Who's right about what progressive's should be doing? Would Democrats holding firm to a defense of Medicare against any inroad of privatization be putting their electoral interests against constituent well-being?

Here's the best argument I've seen that they should, all the more interesting because it's by a self-described liberal centrist. .

Bush and Karl Rove are counting on two "achievements" to sell the compassion hoax. The first was the No Child Left Behind Act, passed with Democratic support in 2001. No honest observer can say this law did anything serious for America's most troubled schools. But it has given Bush the credibility on education he shrewdly craves.

If Bush can go to voters in 2004 and also say he's the one who added prescription drugs to Medicare, this seals the deal on "compassion." You only need these two "talking points" in a stump speech (not to mention a record-breaking $200 million advertising campaign) to convince independents you're a caring kind of guy, and trump Democratic complaints to the contrary.


Thinking this way isn't pretty, I know. But in a world in which power matters, there's no avoiding it. Republicans know this and play for keeps.

Matt gives an example from the William Kristol led opposition to Hillary's health reform initiative and suggests it's a model for Democrats.

Stopping Bush's Medicare plan without being successfully blamed by Bush for obstructionism would call for a political dexterity that (to put it mildly) Democrats haven't shown in recent years.

But Democrats have a reservoir of public goodwill on health care that Republicans don't. And that means this political feat should be possible, though the line of attack would have to be chosen and demagogued -- I mean, communicated -- very carefully.

When it comes to morality and public policy, it's now common to ask "what Jesus would do." Before Democrats hand Bush his prescription drug victory, they ought to at least debate what Bill Kristol would do.

Why Matt is so hard on Democrats when his own ambivalence is on such conspicuous display, political strategy equated with demagoguery, is a discussion for another day. And a lot's changed since Matt wrote his piece in early June. You can tell from Dean Broder's piece that Lambert links you to.

Notice that Broder isn't selling the usual CW, which would have been an exclusive warning to Democrats not to play politics and get something done for a change. Instead, you get the Dean's own ambivalent caution that it's not a done deal, and that maybe that's not such a bad idea, sorta, maybe, doyathink, huh? For all of it's fuzziness, the Broder column is good news for our side.

Democrats are rethinking their commitment to any compromise that tilts the bill towards the House version. Here's what I think their position should be, spelled out loudly and clearly, starting yesterday.

No compromise, except in their direction.
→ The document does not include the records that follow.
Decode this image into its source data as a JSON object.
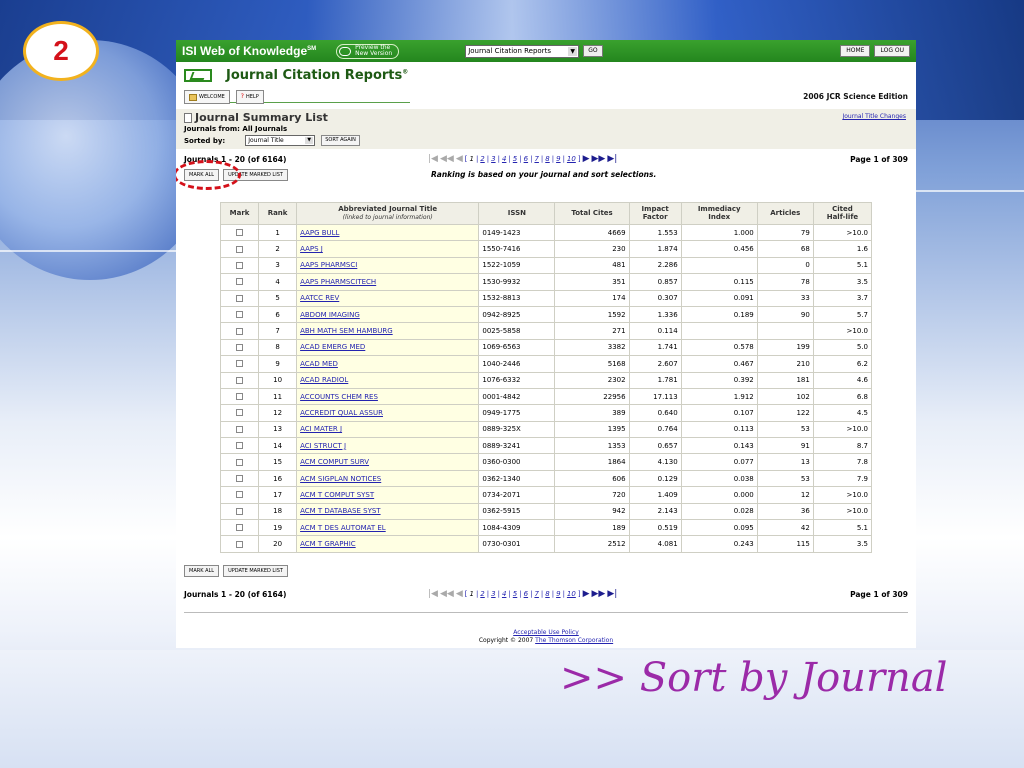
{
  "slide": {
    "number": "2",
    "caption": ">> Sort by Journal"
  },
  "header": {
    "brand": "ISI Web of Knowledge",
    "brand_sup": "SM",
    "preview_line1": "Preview the",
    "preview_line2": "New Version",
    "db_select": "Journal Citation Reports",
    "go": "GO",
    "home": "HOME",
    "logout": "LOG OU"
  },
  "jcr": {
    "title": "Journal Citation Reports",
    "title_sup": "®",
    "welcome": "WELCOME",
    "help": "HELP",
    "edition": "2006 JCR Science Edition"
  },
  "summary": {
    "title": "Journal Summary List",
    "changes_link": "Journal Title Changes",
    "from_label": "Journals from:",
    "from_value": "All Journals",
    "sorted_label": "Sorted by:",
    "sorted_value": "Journal Title",
    "sort_again": "SORT AGAIN"
  },
  "pager": {
    "count": "Journals 1 - 20 (of 6164)",
    "page_of": "Page 1 of 309",
    "pages": [
      "1",
      "2",
      "3",
      "4",
      "5",
      "6",
      "7",
      "8",
      "9",
      "10"
    ],
    "mark_all": "MARK ALL",
    "update_marked": "UPDATE MARKED LIST",
    "ranking_note": "Ranking is based on your journal and sort selections."
  },
  "table": {
    "headers": {
      "mark": "Mark",
      "rank": "Rank",
      "title": "Abbreviated Journal Title",
      "title_sub": "(linked to journal information)",
      "issn": "ISSN",
      "total_cites": "Total Cites",
      "impact_1": "Impact",
      "impact_2": "Factor",
      "immediacy_1": "Immediacy",
      "immediacy_2": "Index",
      "articles": "Articles",
      "cited_1": "Cited",
      "cited_2": "Half-life"
    },
    "rows": [
      {
        "rank": "1",
        "title": "AAPG BULL",
        "issn": "0149-1423",
        "cites": "4669",
        "impact": "1.553",
        "immediacy": "1.000",
        "articles": "79",
        "halflife": ">10.0"
      },
      {
        "rank": "2",
        "title": "AAPS J",
        "issn": "1550-7416",
        "cites": "230",
        "impact": "1.874",
        "immediacy": "0.456",
        "articles": "68",
        "halflife": "1.6"
      },
      {
        "rank": "3",
        "title": "AAPS PHARMSCI",
        "issn": "1522-1059",
        "cites": "481",
        "impact": "2.286",
        "immediacy": "",
        "articles": "0",
        "halflife": "5.1"
      },
      {
        "rank": "4",
        "title": "AAPS PHARMSCITECH",
        "issn": "1530-9932",
        "cites": "351",
        "impact": "0.857",
        "immediacy": "0.115",
        "articles": "78",
        "halflife": "3.5"
      },
      {
        "rank": "5",
        "title": "AATCC REV",
        "issn": "1532-8813",
        "cites": "174",
        "impact": "0.307",
        "immediacy": "0.091",
        "articles": "33",
        "halflife": "3.7"
      },
      {
        "rank": "6",
        "title": "ABDOM IMAGING",
        "issn": "0942-8925",
        "cites": "1592",
        "impact": "1.336",
        "immediacy": "0.189",
        "articles": "90",
        "halflife": "5.7"
      },
      {
        "rank": "7",
        "title": "ABH MATH SEM HAMBURG",
        "issn": "0025-5858",
        "cites": "271",
        "impact": "0.114",
        "immediacy": "",
        "articles": "",
        "halflife": ">10.0"
      },
      {
        "rank": "8",
        "title": "ACAD EMERG MED",
        "issn": "1069-6563",
        "cites": "3382",
        "impact": "1.741",
        "immediacy": "0.578",
        "articles": "199",
        "halflife": "5.0"
      },
      {
        "rank": "9",
        "title": "ACAD MED",
        "issn": "1040-2446",
        "cites": "5168",
        "impact": "2.607",
        "immediacy": "0.467",
        "articles": "210",
        "halflife": "6.2"
      },
      {
        "rank": "10",
        "title": "ACAD RADIOL",
        "issn": "1076-6332",
        "cites": "2302",
        "impact": "1.781",
        "immediacy": "0.392",
        "articles": "181",
        "halflife": "4.6"
      },
      {
        "rank": "11",
        "title": "ACCOUNTS CHEM RES",
        "issn": "0001-4842",
        "cites": "22956",
        "impact": "17.113",
        "immediacy": "1.912",
        "articles": "102",
        "halflife": "6.8"
      },
      {
        "rank": "12",
        "title": "ACCREDIT QUAL ASSUR",
        "issn": "0949-1775",
        "cites": "389",
        "impact": "0.640",
        "immediacy": "0.107",
        "articles": "122",
        "halflife": "4.5"
      },
      {
        "rank": "13",
        "title": "ACI MATER J",
        "issn": "0889-325X",
        "cites": "1395",
        "impact": "0.764",
        "immediacy": "0.113",
        "articles": "53",
        "halflife": ">10.0"
      },
      {
        "rank": "14",
        "title": "ACI STRUCT J",
        "issn": "0889-3241",
        "cites": "1353",
        "impact": "0.657",
        "immediacy": "0.143",
        "articles": "91",
        "halflife": "8.7"
      },
      {
        "rank": "15",
        "title": "ACM COMPUT SURV",
        "issn": "0360-0300",
        "cites": "1864",
        "impact": "4.130",
        "immediacy": "0.077",
        "articles": "13",
        "halflife": "7.8"
      },
      {
        "rank": "16",
        "title": "ACM SIGPLAN NOTICES",
        "issn": "0362-1340",
        "cites": "606",
        "impact": "0.129",
        "immediacy": "0.038",
        "articles": "53",
        "halflife": "7.9"
      },
      {
        "rank": "17",
        "title": "ACM T COMPUT SYST",
        "issn": "0734-2071",
        "cites": "720",
        "impact": "1.409",
        "immediacy": "0.000",
        "articles": "12",
        "halflife": ">10.0"
      },
      {
        "rank": "18",
        "title": "ACM T DATABASE SYST",
        "issn": "0362-5915",
        "cites": "942",
        "impact": "2.143",
        "immediacy": "0.028",
        "articles": "36",
        "halflife": ">10.0"
      },
      {
        "rank": "19",
        "title": "ACM T DES AUTOMAT EL",
        "issn": "1084-4309",
        "cites": "189",
        "impact": "0.519",
        "immediacy": "0.095",
        "articles": "42",
        "halflife": "5.1"
      },
      {
        "rank": "20",
        "title": "ACM T GRAPHIC",
        "issn": "0730-0301",
        "cites": "2512",
        "impact": "4.081",
        "immediacy": "0.243",
        "articles": "115",
        "halflife": "3.5"
      }
    ]
  },
  "footer": {
    "acceptable_use": "Acceptable Use Policy",
    "copyright": "Copyright © 2007",
    "corp": "The Thomson Corporation"
  }
}
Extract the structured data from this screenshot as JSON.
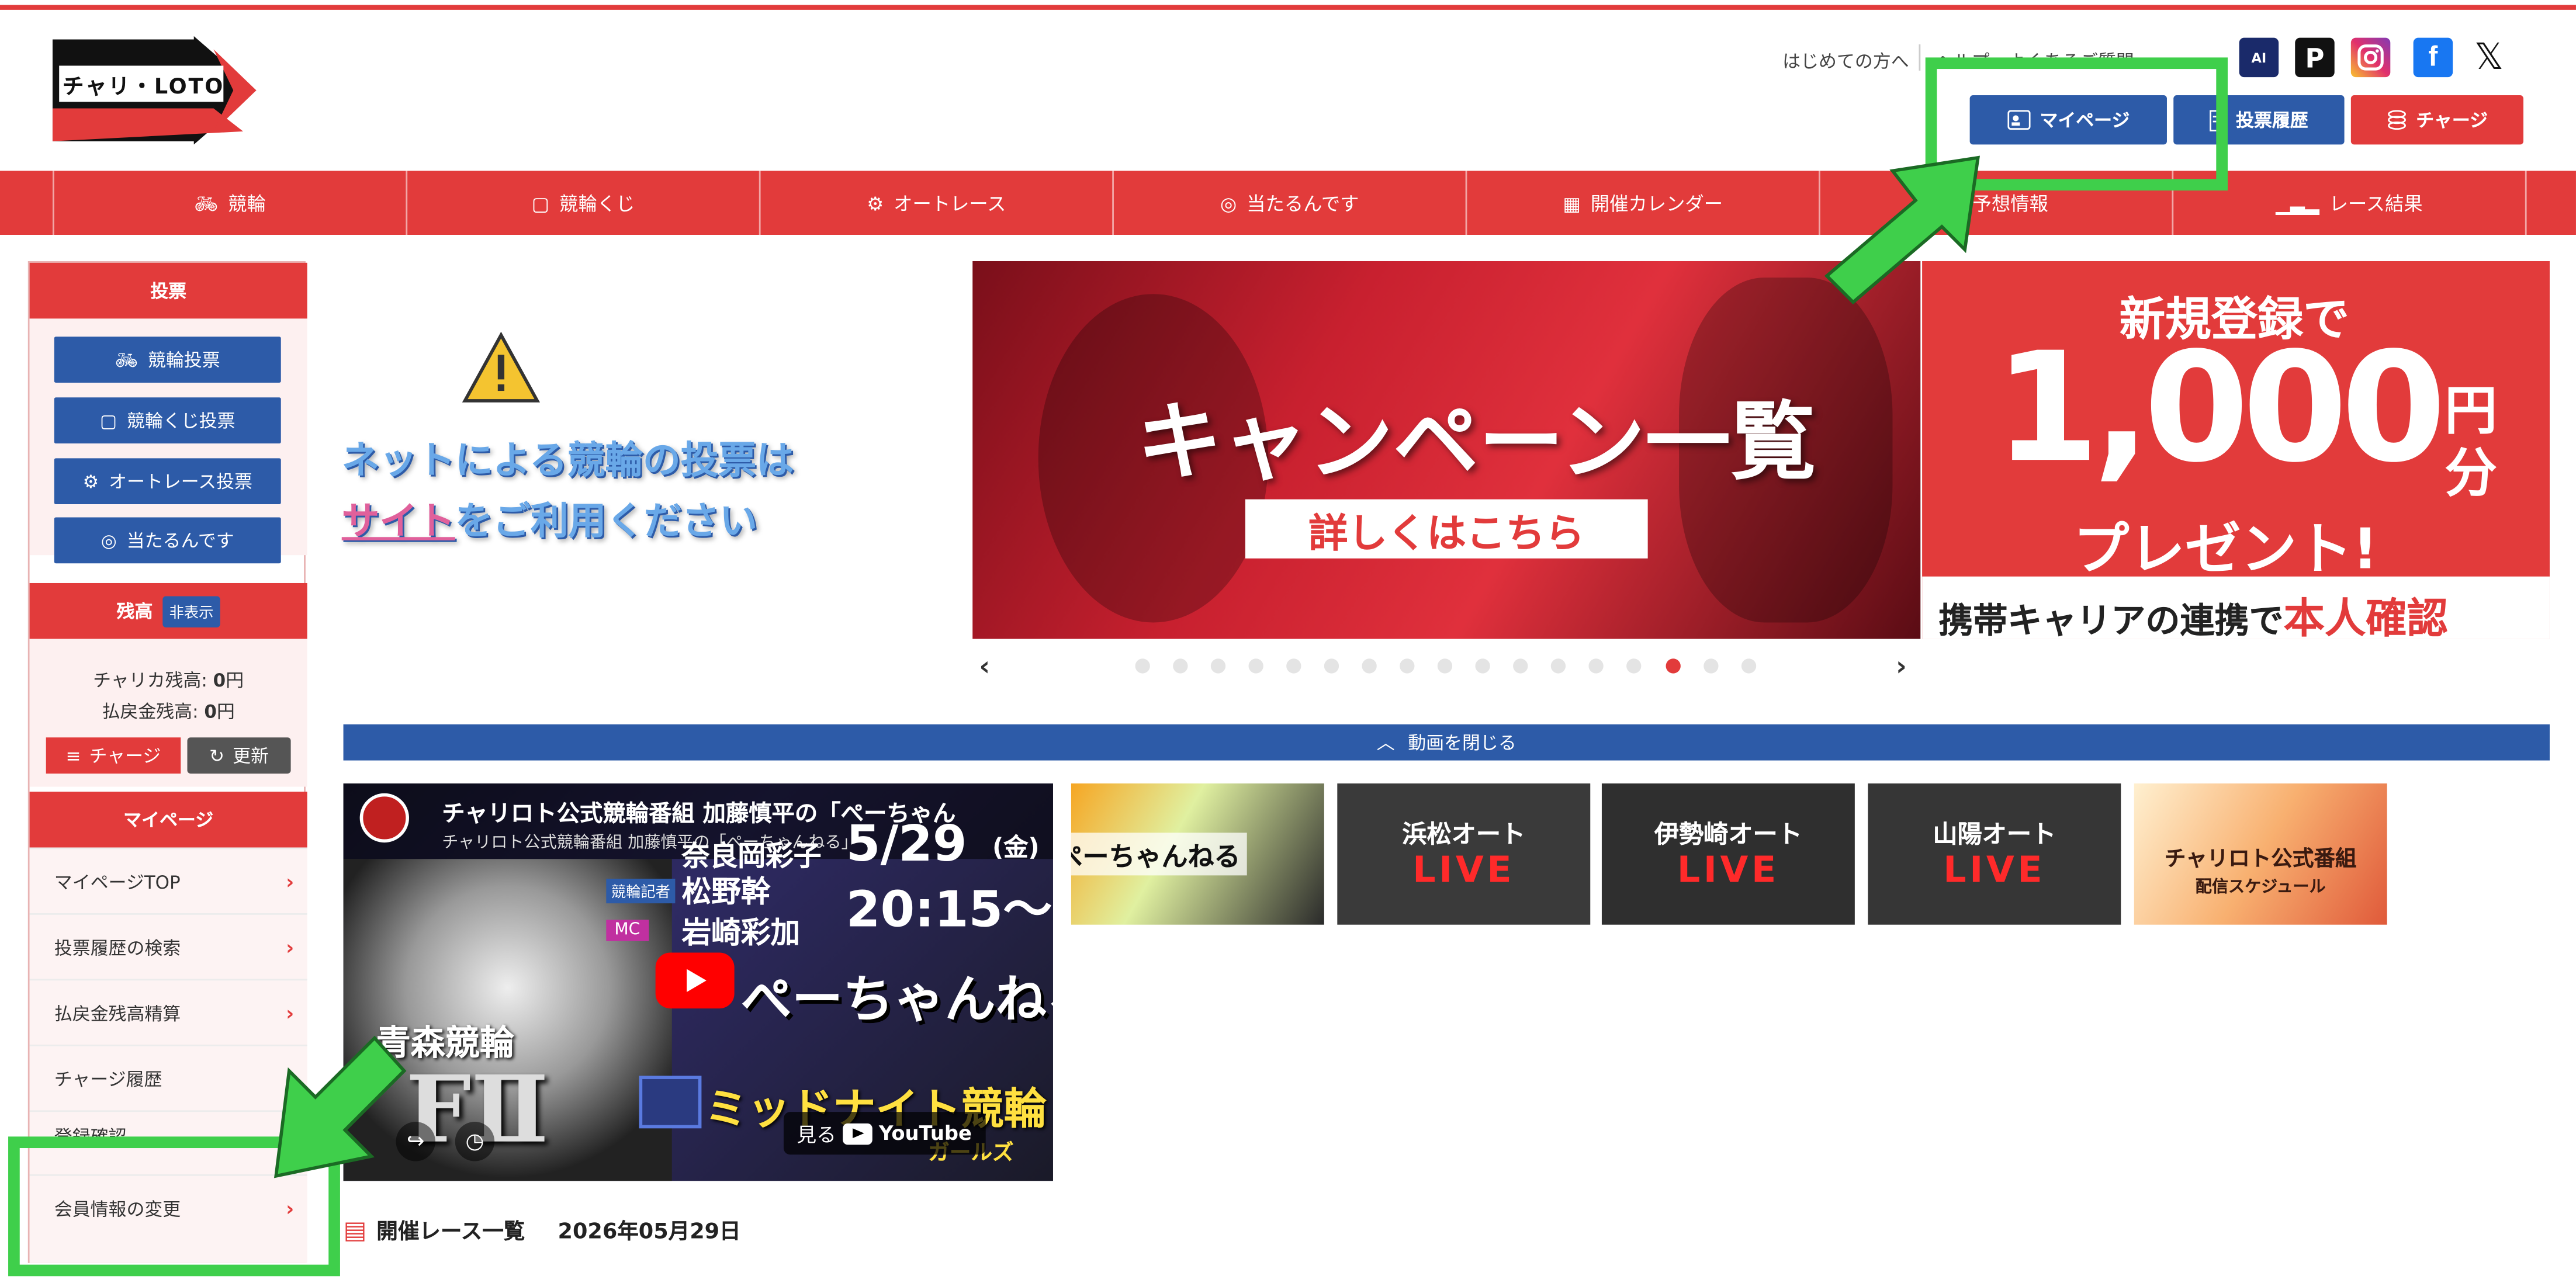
{
  "header": {
    "logo_text": "チャリ・LOTO",
    "first_time_link": "はじめての方へ",
    "help_link": "ヘルプ・よくあるご質問",
    "sns": [
      "ai-keirin-icon",
      "p-icon",
      "instagram-icon",
      "facebook-icon",
      "x-icon"
    ],
    "buttons": {
      "mypage": "マイページ",
      "history": "投票履歴",
      "charge": "チャージ"
    }
  },
  "nav": {
    "items": [
      {
        "label": "競輪",
        "icon": "bicycle-icon"
      },
      {
        "label": "競輪くじ",
        "icon": "ticket-icon"
      },
      {
        "label": "オートレース",
        "icon": "motorbike-icon"
      },
      {
        "label": "当たるんです",
        "icon": "target-icon"
      },
      {
        "label": "開催カレンダー",
        "icon": "calendar-icon"
      },
      {
        "label": "予想情報",
        "icon": "info-icon"
      },
      {
        "label": "レース結果",
        "icon": "podium-icon"
      }
    ]
  },
  "sidebar": {
    "vote_heading": "投票",
    "vote_buttons": [
      "競輪投票",
      "競輪くじ投票",
      "オートレース投票",
      "当たるんです"
    ],
    "balance_heading": "残高",
    "balance_toggle": "非表示",
    "chariqa_label": "チャリカ残高:",
    "chariqa_value": "0",
    "chariqa_unit": "円",
    "refund_label": "払戻金残高:",
    "refund_value": "0",
    "refund_unit": "円",
    "charge_button": "チャージ",
    "refresh_button": "更新",
    "mypage_heading": "マイページ",
    "mypage_items": [
      "マイページTOP",
      "投票履歴の検索",
      "払戻金残高精算",
      "チャージ履歴",
      "登録確認",
      "会員情報の変更"
    ]
  },
  "notice": {
    "line1": "ネットによる競輪の投票は",
    "line2_link": "サイト",
    "line2_rest": "をご利用ください"
  },
  "banner_campaign": {
    "title": "キャンペーン一覧",
    "cta": "詳しくはこちら"
  },
  "banner_signup": {
    "line1": "新規登録で",
    "amount": "1,000",
    "unit_top": "円",
    "unit_bottom": "分",
    "line3": "プレゼント!",
    "line4_a": "携帯キャリアの連携で",
    "line4_b": "本人確認"
  },
  "carousel": {
    "dot_count": 17,
    "active_index": 14
  },
  "video_bar": {
    "label": "動画を閉じる"
  },
  "video": {
    "title": "チャリロト公式競輪番組 加藤慎平の「ぺーちゃん",
    "subtitle": "チャリロト公式競輪番組 加藤慎平の「ぺーちゃんねる」",
    "date": "5/29",
    "day": "(金)",
    "time": "20:15〜",
    "guest_role": "競輪記者",
    "guest_name_1": "奈良岡彩子",
    "guest_name_2": "松野幹",
    "mc_role": "MC",
    "mc_name": "岩崎彩加",
    "channel_name": "ぺーちゃんねる",
    "venue": "青森競輪",
    "grade": "FⅡ",
    "series": "ミッドナイト競輪",
    "series_sub": "ガールズ",
    "watch_on": "見る",
    "platform": "YouTube"
  },
  "thumbnails": [
    {
      "line1": "ぺーちゃんねる",
      "line2": ""
    },
    {
      "line1": "浜松オート",
      "line2": "LIVE"
    },
    {
      "line1": "伊勢崎オート",
      "line2": "LIVE"
    },
    {
      "line1": "山陽オート",
      "line2": "LIVE"
    },
    {
      "line1": "チャリロト公式番組",
      "line2": "配信スケジュール"
    }
  ],
  "race_list": {
    "heading": "開催レース一覧",
    "date": "2026年05月29日"
  },
  "colors": {
    "brand_red": "#e23b3b",
    "brand_blue": "#2d5ba8",
    "highlight_green": "#3fcf4b"
  }
}
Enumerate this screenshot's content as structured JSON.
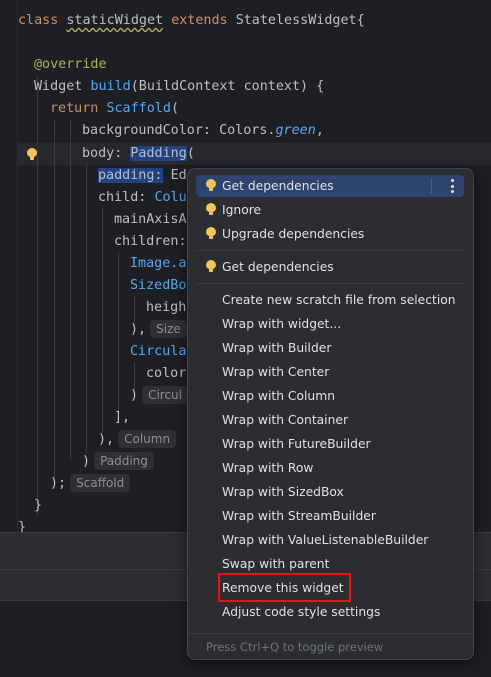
{
  "code": {
    "line1": {
      "kw": "class",
      "name": "staticWidget",
      "kw2": "extends",
      "base": "StatelessWidget{"
    },
    "line2": {
      "annotation": "@override"
    },
    "line3": {
      "type": "Widget",
      "fn": "build",
      "params": "(BuildContext context) {"
    },
    "line4": {
      "kw": "return",
      "fn": "Scaffold",
      "rest": "("
    },
    "line5": {
      "named": "backgroundColor:",
      "cls": "Colors.",
      "val": "green",
      "rest": ","
    },
    "line6": {
      "named": "body:",
      "fn": "Padding",
      "rest": "("
    },
    "line7": {
      "named": "padding:",
      "rest": "Ed"
    },
    "line8": {
      "named": "child:",
      "fn": "Colu"
    },
    "line9": {
      "named": "mainAxisA"
    },
    "line10": {
      "named": "children:"
    },
    "line11": {
      "fn": "Image.a"
    },
    "line12": {
      "fn": "SizedBo"
    },
    "line13": {
      "named": "heigh"
    },
    "line14": {
      "rest": "),",
      "hint": "Size"
    },
    "line15": {
      "fn": "Circula"
    },
    "line16": {
      "named": "color"
    },
    "line17": {
      "rest": ")",
      "hint": "Circul"
    },
    "line18": {
      "rest": "],"
    },
    "line19": {
      "rest": "),",
      "hint": "Column"
    },
    "line20": {
      "rest": ")",
      "hint": "Padding"
    },
    "line21": {
      "rest": ");",
      "hint": "Scaffold"
    },
    "line22": {
      "rest": "}"
    },
    "line23": {
      "rest": "}"
    }
  },
  "popup": {
    "items": [
      {
        "label": "Get dependencies",
        "icon": "lightbulb-icon"
      },
      {
        "label": "Ignore",
        "icon": "lightbulb-icon"
      },
      {
        "label": "Upgrade dependencies",
        "icon": "lightbulb-icon"
      },
      {
        "label": "Get dependencies",
        "icon": "lightbulb-icon"
      },
      {
        "label": "Create new scratch file from selection"
      },
      {
        "label": "Wrap with widget..."
      },
      {
        "label": "Wrap with Builder"
      },
      {
        "label": "Wrap with Center"
      },
      {
        "label": "Wrap with Column"
      },
      {
        "label": "Wrap with Container"
      },
      {
        "label": "Wrap with FutureBuilder"
      },
      {
        "label": "Wrap with Row"
      },
      {
        "label": "Wrap with SizedBox"
      },
      {
        "label": "Wrap with StreamBuilder"
      },
      {
        "label": "Wrap with ValueListenableBuilder"
      },
      {
        "label": "Swap with parent"
      },
      {
        "label": "Remove this widget"
      },
      {
        "label": "Adjust code style settings"
      }
    ],
    "footer": "Press Ctrl+Q to toggle preview"
  },
  "colors": {
    "selection": "#2e436e",
    "highlight_box": "#e3141b",
    "bulb": "#f2c55c"
  }
}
None of the privatizing features of the House bill are acceptable, no legislative protection for big pharm against the risks of free market economics is acceptable. The Democrats aren't going to pass a bill that is essentially a Corporate Welfare Protection Act.

If the President wants to get a subscription drug benefit to Seniors, let him compromise; let him show real leadership and get Tom DeLay to follow him.

Molly, being the darling, funny, genuis that she is, had it right back in June:

But if the Senate version is even slightly weakened by the repulsive House version, fuhgeddaboutit.

Too many of those who belong to what was once referred to as the power elite think of citizenship as being a member of an audience; we get to express our approval or our disapproval, and we can decide to buy or not to buy a ticket to the show, but what the choice of repertory is going to be? Forgetaboutit.

Naturally, the Dems could use our help, in a variety of ways. That's the ultimate point of this post. No, I'm not sending you off into the wilderness with not so much as a telephone number to copy or a link to click. I've been in touch with several congressional offices who are aiding me in preparing another post that will facilitate some grassroots input into all of us.

Before I do, though, I want to know what you think? About the issue. About what we should do. About what I can do to make it easier for you to do it